On a season-defining Saturday, Maryland severely undercut its hopes of reaching a fourth straight bowl game with an offensive performance that rivaled the previous week's futility.
Again humbled on its home field, Maryland lost to North Carolina State, 13-3, in a game littered with penalties and spoiled by offensive ineptitude. A smattering of boos cascaded from what remained of the 52,179 at Byrd Stadium in the waning moments.
Afterward, an emotionally shaken Ralph Friedgen lacked answers. He called the past two weeks the most difficult period not just in his four-year Maryland tenure, but in his entire football career. Players said they have never seen their coach so downtrodden.
"Very embarrassing for me," said Friedgen, who questioned whether he is reaching the players. Asked how his team can rebound against the likes of Clemson and Florida State in the coming weeks, Friedgen conceded, "I don't know."

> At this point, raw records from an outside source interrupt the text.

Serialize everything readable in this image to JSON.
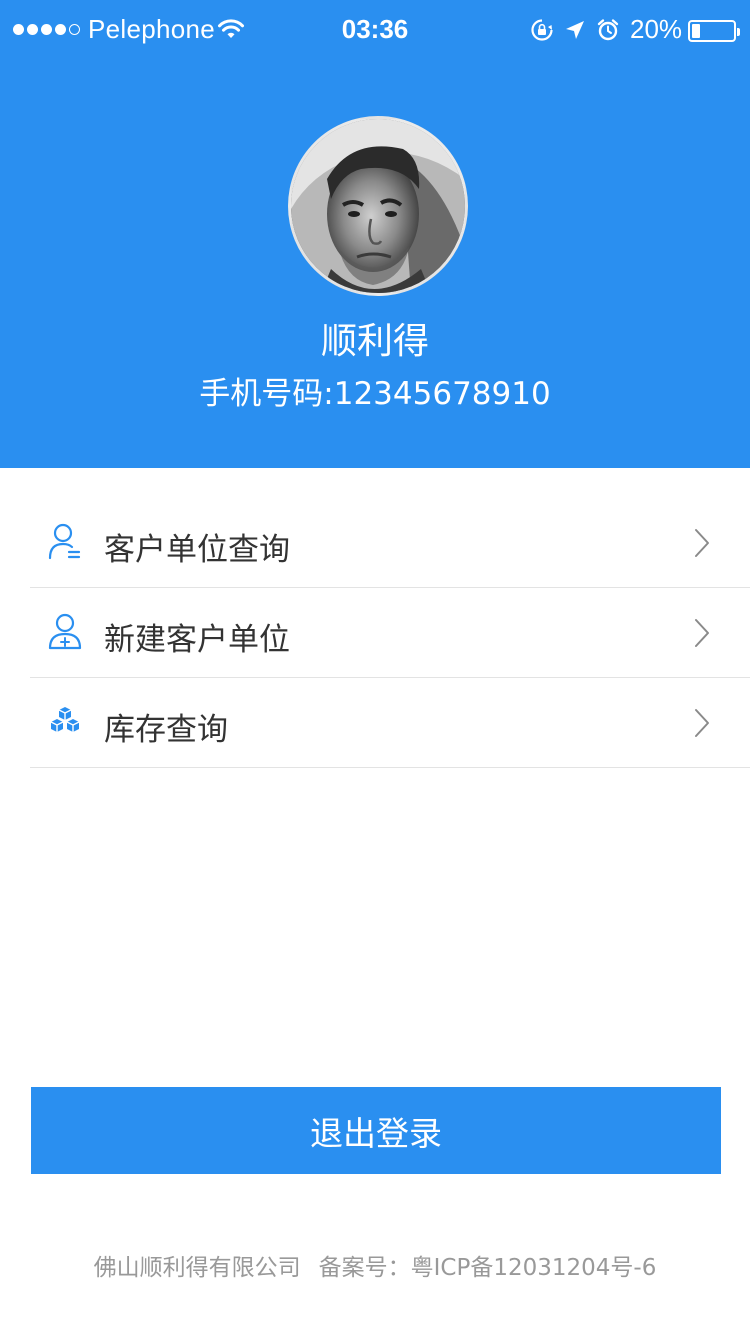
{
  "status_bar": {
    "carrier": "Pelephone",
    "time": "03:36",
    "battery_percent": "20%",
    "battery_level": 0.2,
    "signal_bars_filled": 4,
    "signal_bars_total": 5
  },
  "profile": {
    "name": "顺利得",
    "phone": "手机号码:12345678910"
  },
  "menu": {
    "items": [
      {
        "label": "客户单位查询",
        "icon": "user-list-icon"
      },
      {
        "label": "新建客户单位",
        "icon": "user-add-icon"
      },
      {
        "label": "库存查询",
        "icon": "boxes-icon"
      }
    ]
  },
  "logout": {
    "label": "退出登录"
  },
  "footer": {
    "company": "佛山顺利得有限公司",
    "record": "备案号：粤ICP备12031204号-6"
  },
  "colors": {
    "primary": "#2a8ff0",
    "icon_blue": "#2a8ff0",
    "text_dark": "#333333",
    "text_muted": "#999999",
    "divider": "#e3e3e3"
  }
}
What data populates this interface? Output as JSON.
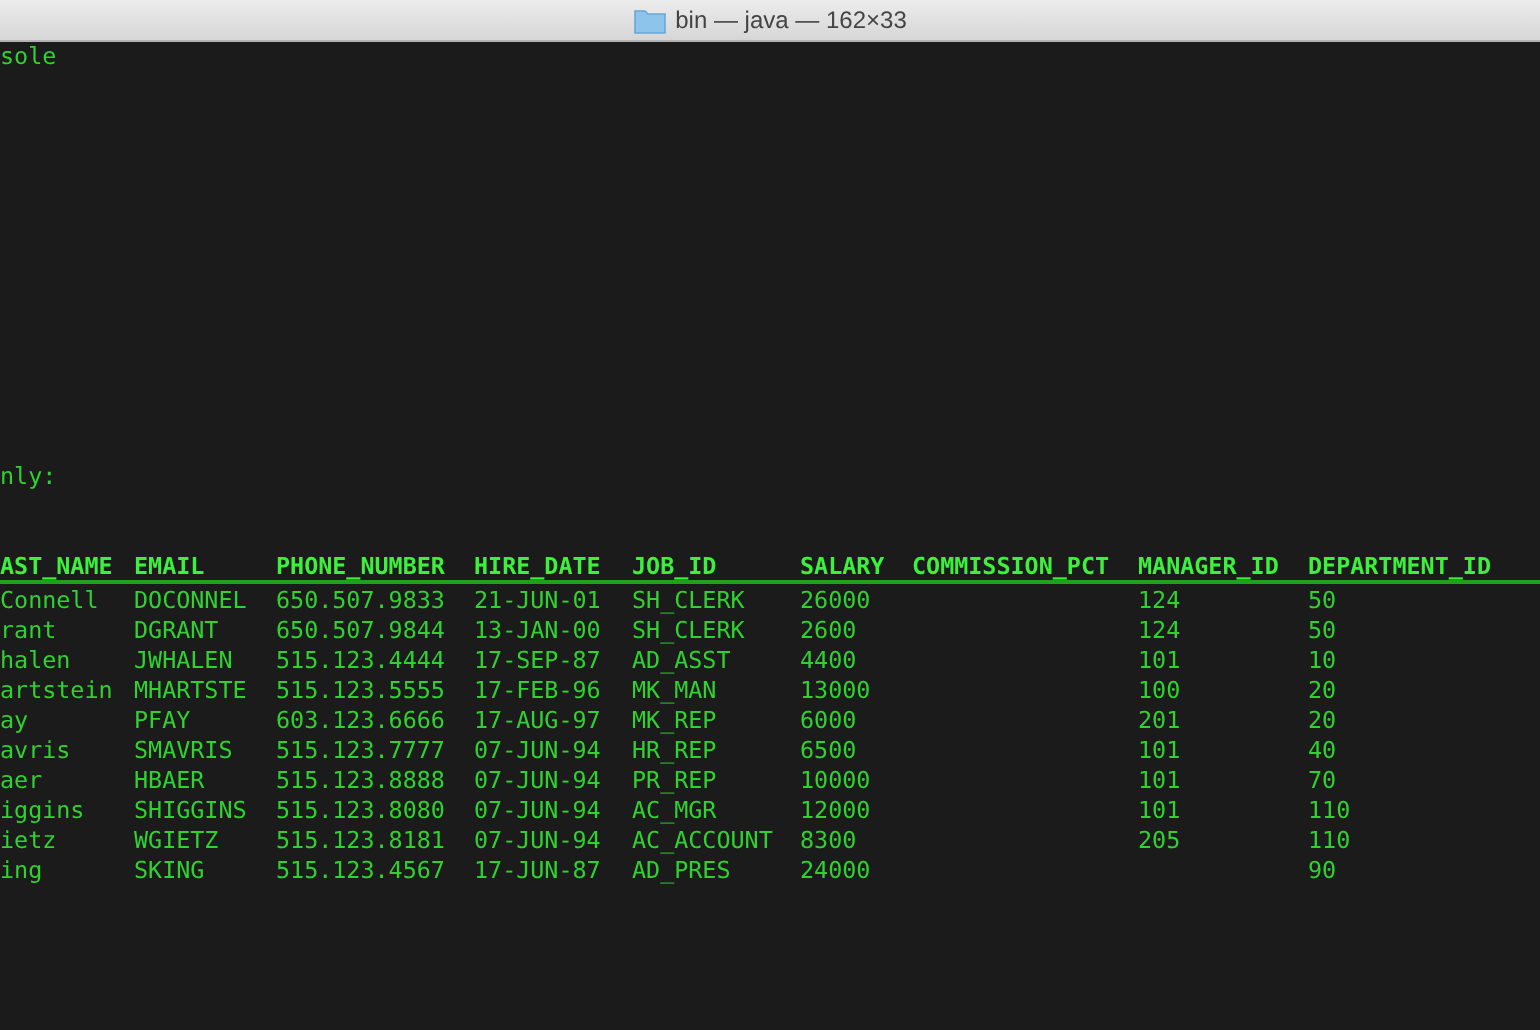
{
  "window": {
    "title": "bin — java — 162×33"
  },
  "console_lines": [
    "sole",
    "nly:"
  ],
  "table": {
    "columns": [
      "AST_NAME",
      "EMAIL",
      "PHONE_NUMBER",
      "HIRE_DATE",
      "JOB_ID",
      "SALARY",
      "COMMISSION_PCT",
      "MANAGER_ID",
      "DEPARTMENT_ID"
    ],
    "rows": [
      [
        "Connell",
        "DOCONNEL",
        "650.507.9833",
        "21-JUN-01",
        "SH_CLERK",
        "26000",
        null,
        "124",
        "50"
      ],
      [
        "rant",
        "DGRANT",
        "650.507.9844",
        "13-JAN-00",
        "SH_CLERK",
        "2600",
        null,
        "124",
        "50"
      ],
      [
        "halen",
        "JWHALEN",
        "515.123.4444",
        "17-SEP-87",
        "AD_ASST",
        "4400",
        null,
        "101",
        "10"
      ],
      [
        "artstein",
        "MHARTSTE",
        "515.123.5555",
        "17-FEB-96",
        "MK_MAN",
        "13000",
        null,
        "100",
        "20"
      ],
      [
        "ay",
        "PFAY",
        "603.123.6666",
        "17-AUG-97",
        "MK_REP",
        "6000",
        null,
        "201",
        "20"
      ],
      [
        "avris",
        "SMAVRIS",
        "515.123.7777",
        "07-JUN-94",
        "HR_REP",
        "6500",
        null,
        "101",
        "40"
      ],
      [
        "aer",
        "HBAER",
        "515.123.8888",
        "07-JUN-94",
        "PR_REP",
        "10000",
        null,
        "101",
        "70"
      ],
      [
        "iggins",
        "SHIGGINS",
        "515.123.8080",
        "07-JUN-94",
        "AC_MGR",
        "12000",
        null,
        "101",
        "110"
      ],
      [
        "ietz",
        "WGIETZ",
        "515.123.8181",
        "07-JUN-94",
        "AC_ACCOUNT",
        "8300",
        null,
        "205",
        "110"
      ],
      [
        "ing",
        "SKING",
        "515.123.4567",
        "17-JUN-87",
        "AD_PRES",
        "24000",
        null,
        null,
        "90"
      ]
    ]
  }
}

One week after totaling 81 yards in the Georgia Tech loss, Maryland compiled 91 yards, 51 of which came on the game's opening drive. The Terps' quarterbacks, starter Joel Statham and backup Jordan Steffy, managed 24 yards through the air.
With the sophomore Statham and freshman Steffy both ineffective, where does Friedgen turn?
"That's all I got," Friedgen said. "What do you want? You want me to manufacture one? I don't have one. I have two kids that are growing."
The postgame "soul-searching," as defensive end Shawne Merriman called it, is a foreign act in College Park, where Friedgen has led his alma mater to three straight 10-win seasons. This season is different, confounding for coaches, and quarterback play is only a slice of the problem.
The line protection was so poor that Wolfpack linemen nearly intercepted one of Steffy's handoffs to running back Josh Allen in the backfield. The offense was so feeble that Friedgen said he chose to punt on fourth and five late in the game because he figured the punt could gain more yardage than his offense ever could.
"It feels like every yard we're getting out there," center Kyle Schmitt said, "we're working like hell to get."
Maryland (3-3, 1-2 ACC) lost back-to-back home games for the first time since 1998. The Terps lost to N.C. State (4-2, 3-1) for the first time since 1999.
Throughout the week, as Friedgen addressed his first quarterback controversy in College Park, he implored the media and fans to "trust" him, and said he felt confident in the offensive plan he crafted to attack the nation's top-ranked pass defense.
But N.C. State's press man-to-man defense proved too formidable. Defensive backs silenced Maryland's receivers with their physical play. Linemen, often five players, blitzed with ease, battering an already bruised Maryland offensive line.
Late in the third quarter, on a play that epitomized the offensive struggles, Maryland declined to punt on fourth and one from its 34-yard line. Instead, several Wolfpack linemen stuffed running back Sam Maldonado for a one-yard loss.
Statham, who completed 6 of 11 passes for 18 yards, addressed the media for the first time in weeks. Asked if his self-confidence has been shaken, Statham said, "It has a little bit," adding that the coaches "have to do what they have to do" in determining who will play.
Steffy, who completed 1 of 7 passes for six yards, took responsibility for his poor performance, saying, "It seemed like every time we had a chance to make a big play, they guessed right on the blitz."
On their opening drive, the Terps drove 51 yards, relying heavily on Allen. But Nick Novak's successful 32-yard field goal attempt was nullified because of an illegal procedure penalty. Novak then missed the 37-yard attempt, a bitter end to a strong drive.
Maryland, never the same, was fortunate N.C. State did not have a healthy T.A. McLendon, who carried the ball just once before leaving with a hamstring pull.
The Terps' offensive line also has injuries. Two backups sat. Right tackle Lou Lombardo played with a cracked kneecap. Left tackle Stephon Heyer dislocated his kneecap Saturday, but returned to the game. And Schmitt played despite not practicing most of the week because of effects from a concussion.
"I've got a headache," Schmitt said, "but I'm not sure it's from a concussion."